» **DATA SHOWN**:
-- -- --
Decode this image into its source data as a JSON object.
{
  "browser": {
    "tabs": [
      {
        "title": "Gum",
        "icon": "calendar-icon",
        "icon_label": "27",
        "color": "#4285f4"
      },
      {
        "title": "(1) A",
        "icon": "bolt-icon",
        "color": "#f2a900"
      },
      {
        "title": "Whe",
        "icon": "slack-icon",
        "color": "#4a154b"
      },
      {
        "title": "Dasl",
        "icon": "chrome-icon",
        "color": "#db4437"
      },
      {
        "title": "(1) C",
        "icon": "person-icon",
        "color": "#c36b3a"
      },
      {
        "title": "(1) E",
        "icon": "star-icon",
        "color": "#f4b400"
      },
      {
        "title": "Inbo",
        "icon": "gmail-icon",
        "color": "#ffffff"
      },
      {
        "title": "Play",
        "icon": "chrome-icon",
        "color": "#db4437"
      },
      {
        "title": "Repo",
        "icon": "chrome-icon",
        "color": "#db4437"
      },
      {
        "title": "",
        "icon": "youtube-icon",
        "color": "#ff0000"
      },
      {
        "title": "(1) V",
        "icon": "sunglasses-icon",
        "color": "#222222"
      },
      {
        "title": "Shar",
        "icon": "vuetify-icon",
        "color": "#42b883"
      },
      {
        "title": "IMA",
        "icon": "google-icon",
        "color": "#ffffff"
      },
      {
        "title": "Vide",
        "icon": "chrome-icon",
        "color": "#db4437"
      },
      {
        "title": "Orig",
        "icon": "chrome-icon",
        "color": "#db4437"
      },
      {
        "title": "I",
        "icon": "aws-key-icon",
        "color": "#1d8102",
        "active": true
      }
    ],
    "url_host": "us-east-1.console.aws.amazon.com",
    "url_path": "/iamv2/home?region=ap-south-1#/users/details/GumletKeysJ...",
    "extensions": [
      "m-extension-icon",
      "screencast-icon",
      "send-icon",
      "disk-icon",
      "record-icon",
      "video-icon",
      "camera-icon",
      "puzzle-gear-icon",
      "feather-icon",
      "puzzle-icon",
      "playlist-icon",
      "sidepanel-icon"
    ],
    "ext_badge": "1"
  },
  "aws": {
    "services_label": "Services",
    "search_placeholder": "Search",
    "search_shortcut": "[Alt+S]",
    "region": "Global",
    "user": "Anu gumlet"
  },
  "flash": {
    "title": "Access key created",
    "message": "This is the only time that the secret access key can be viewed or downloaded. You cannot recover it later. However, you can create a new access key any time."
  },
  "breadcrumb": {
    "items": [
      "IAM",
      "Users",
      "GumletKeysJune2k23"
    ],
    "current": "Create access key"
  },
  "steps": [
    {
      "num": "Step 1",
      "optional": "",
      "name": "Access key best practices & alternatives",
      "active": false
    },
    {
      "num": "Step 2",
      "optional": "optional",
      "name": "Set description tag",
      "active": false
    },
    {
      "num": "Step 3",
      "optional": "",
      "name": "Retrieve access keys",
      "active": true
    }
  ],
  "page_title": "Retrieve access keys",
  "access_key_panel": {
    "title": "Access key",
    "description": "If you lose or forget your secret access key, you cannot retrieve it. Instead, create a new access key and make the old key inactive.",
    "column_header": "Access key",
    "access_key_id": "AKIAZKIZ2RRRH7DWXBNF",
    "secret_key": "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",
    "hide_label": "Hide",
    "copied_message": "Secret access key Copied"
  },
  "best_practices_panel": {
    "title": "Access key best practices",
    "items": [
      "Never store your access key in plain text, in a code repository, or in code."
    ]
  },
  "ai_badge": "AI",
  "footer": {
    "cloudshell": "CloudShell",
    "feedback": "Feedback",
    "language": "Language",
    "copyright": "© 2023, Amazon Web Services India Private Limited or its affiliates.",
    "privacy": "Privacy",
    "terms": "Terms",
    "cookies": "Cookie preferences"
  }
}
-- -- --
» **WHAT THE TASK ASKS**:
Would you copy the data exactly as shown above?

» **EXERCISE RESULT**:
Decode this image into its source data as a JSON object.
{
  "browser": {
    "tabs": [
      {
        "title": "Gum",
        "icon": "calendar-icon",
        "icon_label": "27",
        "color": "#4285f4"
      },
      {
        "title": "(1) A",
        "icon": "bolt-icon",
        "color": "#f2a900"
      },
      {
        "title": "Whe",
        "icon": "slack-icon",
        "color": "#4a154b"
      },
      {
        "title": "Dasl",
        "icon": "chrome-icon",
        "color": "#db4437"
      },
      {
        "title": "(1) C",
        "icon": "person-icon",
        "color": "#c36b3a"
      },
      {
        "title": "(1) E",
        "icon": "star-icon",
        "color": "#f4b400"
      },
      {
        "title": "Inbo",
        "icon": "gmail-icon",
        "color": "#ffffff"
      },
      {
        "title": "Play",
        "icon": "chrome-icon",
        "color": "#db4437"
      },
      {
        "title": "Repo",
        "icon": "chrome-icon",
        "color": "#db4437"
      },
      {
        "title": "",
        "icon": "youtube-icon",
        "color": "#ff0000"
      },
      {
        "title": "(1) V",
        "icon": "sunglasses-icon",
        "color": "#222222"
      },
      {
        "title": "Shar",
        "icon": "vuetify-icon",
        "color": "#42b883"
      },
      {
        "title": "IMA",
        "icon": "google-icon",
        "color": "#ffffff"
      },
      {
        "title": "Vide",
        "icon": "chrome-icon",
        "color": "#db4437"
      },
      {
        "title": "Orig",
        "icon": "chrome-icon",
        "color": "#db4437"
      },
      {
        "title": "I",
        "icon": "aws-key-icon",
        "color": "#1d8102",
        "active": true
      }
    ],
    "url_host": "us-east-1.console.aws.amazon.com",
    "url_path": "/iamv2/home?region=ap-south-1#/users/details/GumletKeysJ...",
    "extensions": [
      "m-extension-icon",
      "screencast-icon",
      "send-icon",
      "disk-icon",
      "record-icon",
      "video-icon",
      "camera-icon",
      "puzzle-gear-icon",
      "feather-icon",
      "puzzle-icon",
      "playlist-icon",
      "sidepanel-icon"
    ],
    "ext_badge": "1"
  },
  "aws": {
    "services_label": "Services",
    "search_placeholder": "Search",
    "search_shortcut": "[Alt+S]",
    "region": "Global",
    "user": "Anu gumlet"
  },
  "flash": {
    "title": "Access key created",
    "message": "This is the only time that the secret access key can be viewed or downloaded. You cannot recover it later. However, you can create a new access key any time."
  },
  "breadcrumb": {
    "items": [
      "IAM",
      "Users",
      "GumletKeysJune2k23"
    ],
    "current": "Create access key"
  },
  "steps": [
    {
      "num": "Step 1",
      "optional": "",
      "name": "Access key best practices & alternatives",
      "active": false
    },
    {
      "num": "Step 2",
      "optional": "optional",
      "name": "Set description tag",
      "active": false
    },
    {
      "num": "Step 3",
      "optional": "",
      "name": "Retrieve access keys",
      "active": true
    }
  ],
  "page_title": "Retrieve access keys",
  "access_key_panel": {
    "title": "Access key",
    "description": "If you lose or forget your secret access key, you cannot retrieve it. Instead, create a new access key and make the old key inactive.",
    "column_header": "Access key",
    "access_key_id": "AKIAZKIZ2RRRH7DWXBNF",
    "secret_key": "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",
    "hide_label": "Hide",
    "copied_message": "Secret access key Copied"
  },
  "best_practices_panel": {
    "title": "Access key best practices",
    "items": [
      "Never store your access key in plain text, in a code repository, or in code."
    ]
  },
  "ai_badge": "AI",
  "footer": {
    "cloudshell": "CloudShell",
    "feedback": "Feedback",
    "language": "Language",
    "copyright": "© 2023, Amazon Web Services India Private Limited or its affiliates.",
    "privacy": "Privacy",
    "terms": "Terms",
    "cookies": "Cookie preferences"
  }
}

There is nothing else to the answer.